Topál, J., Gácsi, M., Miklósi, Á., Virányi, Z., Kubinyi, E., & Csányi, V., 2005. Attachment to humans: a comparative study on hand-reared wolves and differently socialized dog puppies. Animal behaviour, 70(6): 1367-1375.

Running thoughts: The dilemma

During a cold winter day, the hedgehogs decided to huddle together for warmth. However, their spines pricked each other as they huddled close. They began to separate but the cold drives them closer and their spines once again got in the way. This repeated until they finally settled on remaining a little distance from each other.

The above  scenario was created by philosopher Arthur Schopenhauer in Parerga und Paralipomena which was published in 1851. It is known as the Hedgehog’s (or Porcupine’s) Dilemma. Originally used to explain human psychology, Hugh Warwick, author of the book ‘The Hedgehog’s Dilemma’, applies it to the relationship between humans and hedgehogs. Inspired by this thought, I began to realise the many ways in which humans and nature have come close and in some cases have hurt each other.

The hedgehogs decided on remaining enough distance away such that their spines do not prick each other yet they are still able to receive some degree of warmth in the cold. Is there a certain distance in which humans and nature should be apart such that we do not harm each other?

There are so many degrees of closeness that have occurred or are currently occurring between humans and nature. From physical closeness of domestic animals and plants to the extent of communication between humans and animals, each living being has “spines” of a different length.

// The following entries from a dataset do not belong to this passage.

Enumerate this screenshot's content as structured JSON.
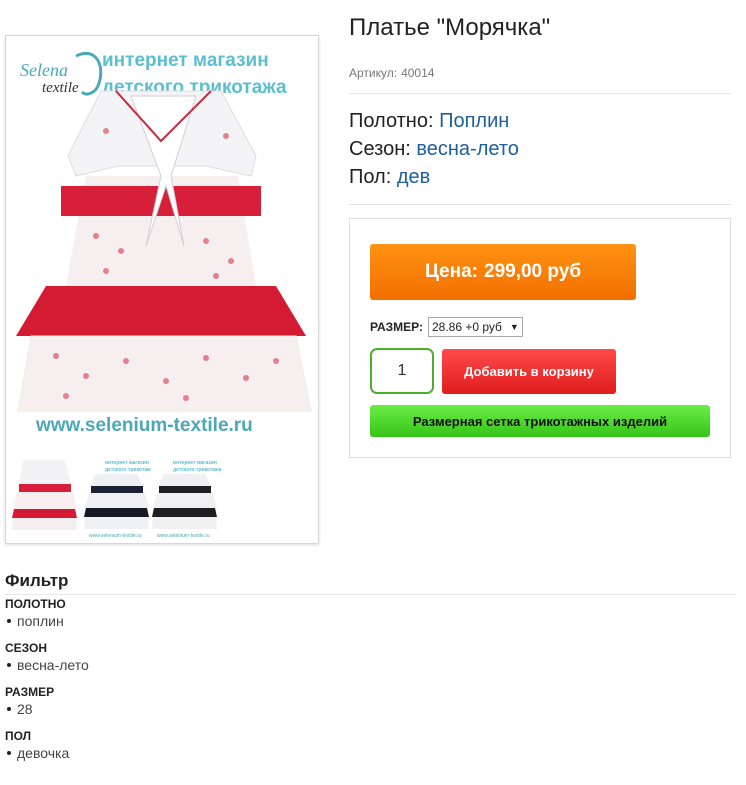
{
  "product": {
    "title": "Платье \"Морячка\"",
    "sku_label": "Артикул:",
    "sku_value": "40014",
    "attributes": [
      {
        "label": "Полотно:",
        "value": "Поплин"
      },
      {
        "label": "Сезон:",
        "value": "весна-лето"
      },
      {
        "label": "Пол:",
        "value": "дев"
      }
    ]
  },
  "image": {
    "banner_line1": "интернет магазин",
    "banner_line2": "детского трикотажа",
    "logo_line1": "Selena",
    "logo_line2": "textile",
    "site_url": "www.selenium-textile.ru",
    "thumb_banner_line1": "интернет магазин",
    "thumb_banner_line2": "детского трикотажа",
    "thumb_url": "www.selenium-textile.ru"
  },
  "buy": {
    "price_label": "Цена:",
    "price_value": "299,00 руб",
    "size_label": "РАЗМЕР:",
    "size_selected": "28.86 +0 руб",
    "quantity": "1",
    "add_to_cart": "Добавить в корзину",
    "size_chart": "Размерная сетка трикотажных изделий"
  },
  "filter": {
    "title": "Фильтр",
    "groups": [
      {
        "heading": "ПОЛОТНО",
        "items": [
          "поплин"
        ]
      },
      {
        "heading": "СЕЗОН",
        "items": [
          "весна-лето"
        ]
      },
      {
        "heading": "РАЗМЕР",
        "items": [
          "28"
        ]
      },
      {
        "heading": "ПОЛ",
        "items": [
          "девочка"
        ]
      }
    ]
  },
  "colors": {
    "price_orange": "#f7820a",
    "add_red": "#ef3333",
    "size_chart_green": "#4fd52d",
    "quantity_border": "#4cae2c",
    "attribute_value_blue": "#1f5fa0",
    "dress_red": "#d81f3a"
  }
}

I hope to be able to uncover the “length” of as many “spines” as possible and the perfect distance, if it exists, between all the “hedgehogs” such that although we all do not get the most warmth, we are not hurting each other too.